Harold Wilson is given credit for keeping us out of the Vietnam War, but that’s actually bullshit. Our boys were sent on covert missions or secretly attached to Australian or New Zealand divisions. At the same time, we had troops in Borneo and Brunei repelling communists who had links to the Vietminh. And we don’t even need to mention how many wars Blair started.
TS: Both Tories and Labour are militaristic parties, in your view?
GH: Absolutely. I wouldn’t piss on a politician if he was on fire, not any single one of them. That doesn’t mean I’m apathetic or don’t care about politics. Quite the opposite. I identify as an anarchist because I’m fairly certain we the people could run our own affairs without these hierarchical power structures that only seem to prevent rather than promote freedom, equality, truth and justice. I’m not your sort of Class War anarchist who wants to bomb things and punch people – that doesn’t lead anywhere. My anarchism is more like socialism without the authoritarianism, and it owes a lot to the social experiments in Barcelona and Aragon during the Spanish Civil War.
TS: Does your anarchist perspective stop you from lobbying mainstream politicians?
GH: It depends on what we feel can be achieved. Before going to see Jeremy Corbyn’s speech in response to the Chilcot Inquiry, we were invited to a closed press conference where Labour apparatchiks told us not to ask Corbyn any difficult questions. It reminded me weirdly of the way Alastair Campbell used to stage manage the New Labour lot.
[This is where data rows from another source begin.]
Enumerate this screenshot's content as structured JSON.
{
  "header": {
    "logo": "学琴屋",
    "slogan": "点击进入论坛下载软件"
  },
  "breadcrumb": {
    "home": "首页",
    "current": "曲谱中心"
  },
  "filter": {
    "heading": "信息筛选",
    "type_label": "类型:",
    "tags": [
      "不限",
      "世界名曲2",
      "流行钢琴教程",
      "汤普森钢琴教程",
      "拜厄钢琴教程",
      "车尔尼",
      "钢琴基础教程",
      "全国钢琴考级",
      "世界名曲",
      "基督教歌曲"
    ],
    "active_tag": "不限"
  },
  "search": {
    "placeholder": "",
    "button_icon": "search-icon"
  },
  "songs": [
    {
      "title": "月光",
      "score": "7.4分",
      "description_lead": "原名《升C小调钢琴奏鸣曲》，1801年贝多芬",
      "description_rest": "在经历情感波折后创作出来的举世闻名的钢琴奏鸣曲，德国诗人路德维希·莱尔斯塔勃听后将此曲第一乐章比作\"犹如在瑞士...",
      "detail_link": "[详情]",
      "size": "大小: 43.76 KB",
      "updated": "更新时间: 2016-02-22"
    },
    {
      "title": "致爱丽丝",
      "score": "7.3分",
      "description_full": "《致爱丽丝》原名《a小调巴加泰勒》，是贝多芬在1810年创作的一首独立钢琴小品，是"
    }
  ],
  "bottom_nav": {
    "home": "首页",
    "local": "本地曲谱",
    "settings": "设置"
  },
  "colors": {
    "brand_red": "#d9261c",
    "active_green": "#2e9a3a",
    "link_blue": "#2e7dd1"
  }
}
We were told we were ‘guests of honour’ at the speech and were given four seats right at the front.
When we went inside the hall the Momentum people were chanting ‘Jeremy, we love you!’ Corbyn came in and everyone stood up – everyone except us. We shook his hand but we refused to stand up. It was quite a sight, us four veterans in turquoise hoodies being the only people not on our feet when the new messiah – as some people see him – strolled in to rapturous applause!
TS: Why didn’t you stand up?
GH: We were waiting to see if he was going to say anything that we agreed with. We’d asked him some time before to renounce war as a means of foreign policy, and he didn’t do that in the speech. If you read the transcript, he criticises the Iraq war but he also says that the UK and US should have sought a UN resolution for it. VfP maintains that Iraq would have been a disaster whether the UN had been behind it or not. The impression I get is that Prime Minister Corbyn – though I doubt he will be PM – would take us to war as long as he got some piece of paper from the UN, which is, after all, just another undemocratic institution dominated by the rich imperialist nations. Anyway, after Corbyn finished his speech, everyone stood up.
TS: But you remained seated?
GH: Correct. We weren’t happy at all. We wanted some definitive answers from both the inquiry and from Corbyn, and we didn’t get them.
TS: Tony Blair’s been threatening a comeback. What do you think of that?
GH: If you think about it, the PLP are on Corbyn’s case and they’re short of a leader…
TS: Surely not. People can’t be that stupid, can they?
GH: Well maybe the PLP might ultimately decide that they’d be shooting themselves in the foot with Blair, but probably a lot of them think they’re already shooting themselves in the foot with Corbyn. Makes no odds to an anarchist like me – neither man is unequivocally anti-war.
Photography by Moshe Tasky and Veterans for Peace.